The Boston Club Community Salute, May 3, 2013

From L - R: Laura Ramanis, Mercer;
Ruth Aaron, TBC Non Profit Board Committee Chair;
Jacqueline Zehner, Keynote speaker, CEO, Women Moving Millions;
JoAnn Cavallaro, TBC President;
Susan Hammond, TBC Event Chair;
and Beverly Brown, TBC Non Profit Census Chair

The Boston Club is using the first census as a benchmark and will conduct the census biennially. For over 20 years, The Boston Club has worked collaboratively with local and regional nonprofit organizations to identify and recruit qualified women for positions such as directors, trustees, and overseers and has placed over 200 women on nonprofit boards.

“The Boston Club believes looking at nonprofit leadership is as important as reviewing the corporate side, especially given the significant role nonprofits play in the Massachusetts economy,” said Armstrong.

When asked why more women serve on nonprofit boards than for-profit boards, Dr. Beverly Brown, Chair of The Boston Club’s Nonprofit Census Committee, said “One reason may be that the average number of board members for nonprofits is 23 compared to 8 for corporate boards. The dollar sign flows the other way with nonprofits. Corporate board positions are paid, and more board positions can be made available in nonprofits since nonprofit board positions are not paid, and members volunteer their time, talent and treasures,” said Brown.

Helen Drinan, Simmons College President, said “We have a culture that sees women in less impactful or powerful positions. Only exceptional women rise to the top. We don't have enough major institutions in the country acknowledging what women can bring to the table.”

According to Drinan, there must be a sharing of power. “We need men at the highest levels to help change the culture so both women and men can advance based on capability rather than gender. Men need to figure out how to engage younger men so they work together with women instead of against them. It is a loss for our country to not tap the full human capabilities of all,” said Drinan.

In a prior company Drinan worked for, the most senior-level people had off-site training where they were put through a series of scenarios and learned what it is like to be in the shoes of others, such as being a woman or culturally different. Drinan suggested that type of training can be an effective way of changing beliefs and behavior in the workplace.

Questions that will be answered in future reports include:
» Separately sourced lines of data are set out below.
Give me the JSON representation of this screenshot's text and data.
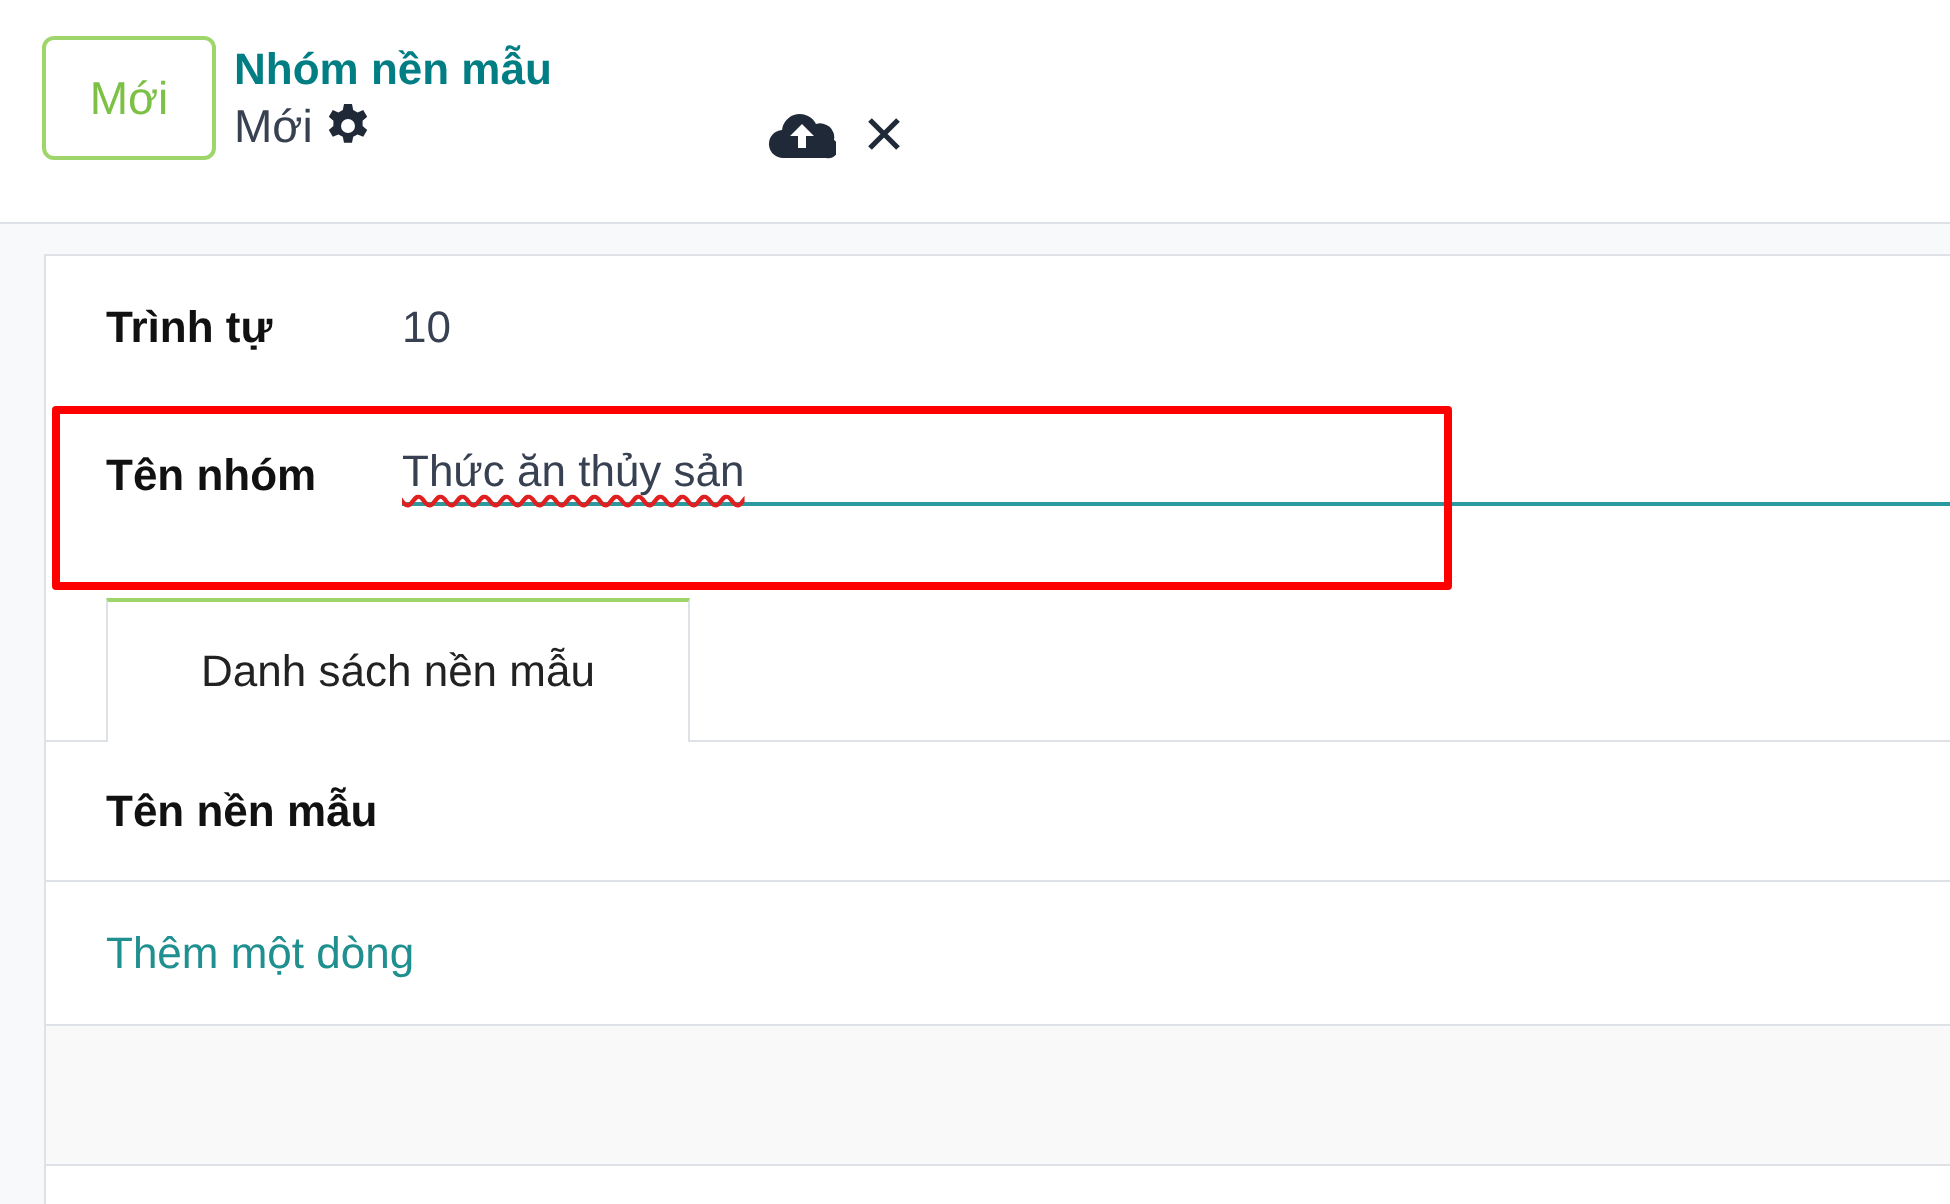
{
  "header": {
    "new_button": "Mới",
    "breadcrumb": "Nhóm nền mẫu",
    "record_title": "Mới"
  },
  "fields": [
    {
      "label": "Trình tự",
      "value": "10",
      "kind": "text"
    },
    {
      "label": "Tên nhóm",
      "value": "Thức ăn thủy sản",
      "kind": "input",
      "misspelled": true,
      "highlighted": true
    }
  ],
  "tabs": [
    {
      "label": "Danh sách nền mẫu",
      "selected": true
    }
  ],
  "table": {
    "columns": [
      "Tên nền mẫu"
    ],
    "add_line": "Thêm một dòng"
  }
}
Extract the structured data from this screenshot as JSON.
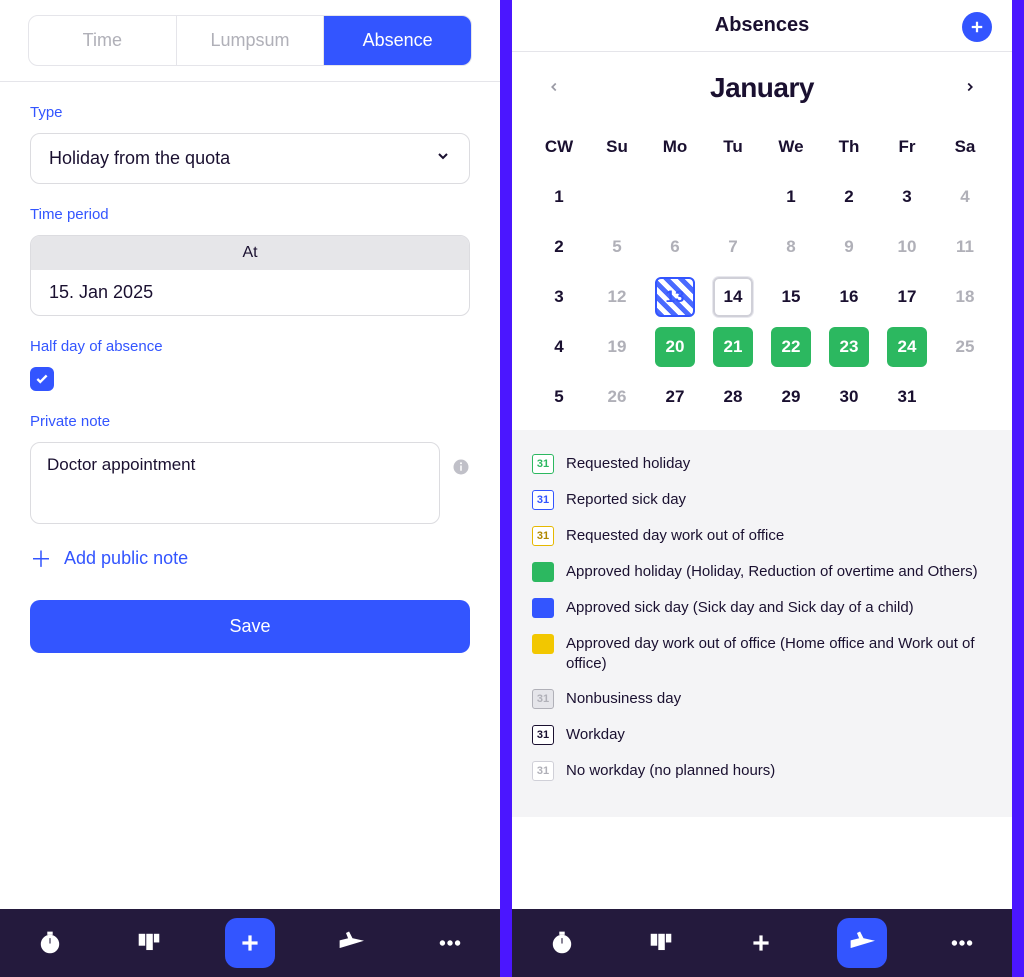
{
  "left": {
    "tabs": {
      "time": "Time",
      "lumpsum": "Lumpsum",
      "absence": "Absence"
    },
    "type_label": "Type",
    "type_value": "Holiday from the quota",
    "period_label": "Time period",
    "period_head": "At",
    "period_value": "15. Jan 2025",
    "halfday_label": "Half day of absence",
    "private_label": "Private note",
    "private_value": "Doctor appointment",
    "add_public": "Add public note",
    "save": "Save"
  },
  "right": {
    "title": "Absences",
    "month": "January",
    "dow": {
      "cw": "CW",
      "su": "Su",
      "mo": "Mo",
      "tu": "Tu",
      "we": "We",
      "th": "Th",
      "fr": "Fr",
      "sa": "Sa"
    },
    "weeks": [
      {
        "cw": "1",
        "days": [
          {
            "d": "",
            "c": ""
          },
          {
            "d": "",
            "c": ""
          },
          {
            "d": "",
            "c": ""
          },
          {
            "d": "1",
            "c": ""
          },
          {
            "d": "2",
            "c": ""
          },
          {
            "d": "3",
            "c": ""
          },
          {
            "d": "4",
            "c": "dim"
          }
        ]
      },
      {
        "cw": "2",
        "days": [
          {
            "d": "5",
            "c": "dim"
          },
          {
            "d": "6",
            "c": "dim"
          },
          {
            "d": "7",
            "c": "dim"
          },
          {
            "d": "8",
            "c": "dim"
          },
          {
            "d": "9",
            "c": "dim"
          },
          {
            "d": "10",
            "c": "dim"
          },
          {
            "d": "11",
            "c": "dim"
          }
        ]
      },
      {
        "cw": "3",
        "days": [
          {
            "d": "12",
            "c": "dim"
          },
          {
            "d": "13",
            "c": "sick"
          },
          {
            "d": "14",
            "c": "today"
          },
          {
            "d": "15",
            "c": ""
          },
          {
            "d": "16",
            "c": ""
          },
          {
            "d": "17",
            "c": ""
          },
          {
            "d": "18",
            "c": "dim"
          }
        ]
      },
      {
        "cw": "4",
        "days": [
          {
            "d": "19",
            "c": "dim"
          },
          {
            "d": "20",
            "c": "green"
          },
          {
            "d": "21",
            "c": "green"
          },
          {
            "d": "22",
            "c": "green"
          },
          {
            "d": "23",
            "c": "green"
          },
          {
            "d": "24",
            "c": "green"
          },
          {
            "d": "25",
            "c": "dim"
          }
        ]
      },
      {
        "cw": "5",
        "days": [
          {
            "d": "26",
            "c": "dim"
          },
          {
            "d": "27",
            "c": ""
          },
          {
            "d": "28",
            "c": ""
          },
          {
            "d": "29",
            "c": ""
          },
          {
            "d": "30",
            "c": ""
          },
          {
            "d": "31",
            "c": ""
          },
          {
            "d": "",
            "c": ""
          }
        ]
      }
    ],
    "legend": {
      "req_holiday": "Requested holiday",
      "rep_sick": "Reported sick day",
      "req_oof": "Requested day work out of office",
      "app_holiday": "Approved holiday (Holiday, Reduction of overtime and Others)",
      "app_sick": "Approved sick day (Sick day and Sick day of a child)",
      "app_oof": "Approved day work out of office (Home office and Work out of office)",
      "nonbiz": "Nonbusiness day",
      "workday": "Workday",
      "noworkday": "No workday (no planned hours)",
      "sample": "31"
    }
  }
}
  • Why aren’t the numbers greater?

  • Are there differences between the responsibilities of nonprofit and for-profit boards that affect the difference in numbers between the two?

  • What are nonprofits doing to increase the numbers?

  • Is there a correlation between the gender of the chief executive and the gender of the board?

  • How do women directors and executives fare in ongoing mergers of nonprofits?

  • Brown hopes nonprofits looking to increase the number of women on their boards will be inspired to reach out to The Boston Club for assistance with filling those positions. For more information, visit

    Ellen Keiley is President of the MBA Women International Boston Chapter Board of Directors, serves as a Vice Chair of the United Way and City Year’s Women’s Leadership Initiatives, serves on the Greater Boston Chamber of Commerce Women’s Advisory Council, is a member of The Boston Club, appears weekly on RadioBDC’s Global Business Hub segment, and writes for The Women’s Book and Project Eve. She can be contacted at
    This blog is not written or edited by or the Boston Globe.
    The author is solely responsible for the content.

    E-mail this article

    Invalid E-mail address
    Invalid E-mail address

    Sending your article

    Boston World Partnerships' expert "Connectors" discuss business strategy, entrepreneurship, Boston's place in the world economy, and much more. Using their insider perspective, they illuminate how Boston's innovative companies start, grow, scale, and go global.

    Meet Boston's coolest, smartest and most dynamic founders in our REEL Innovators video series!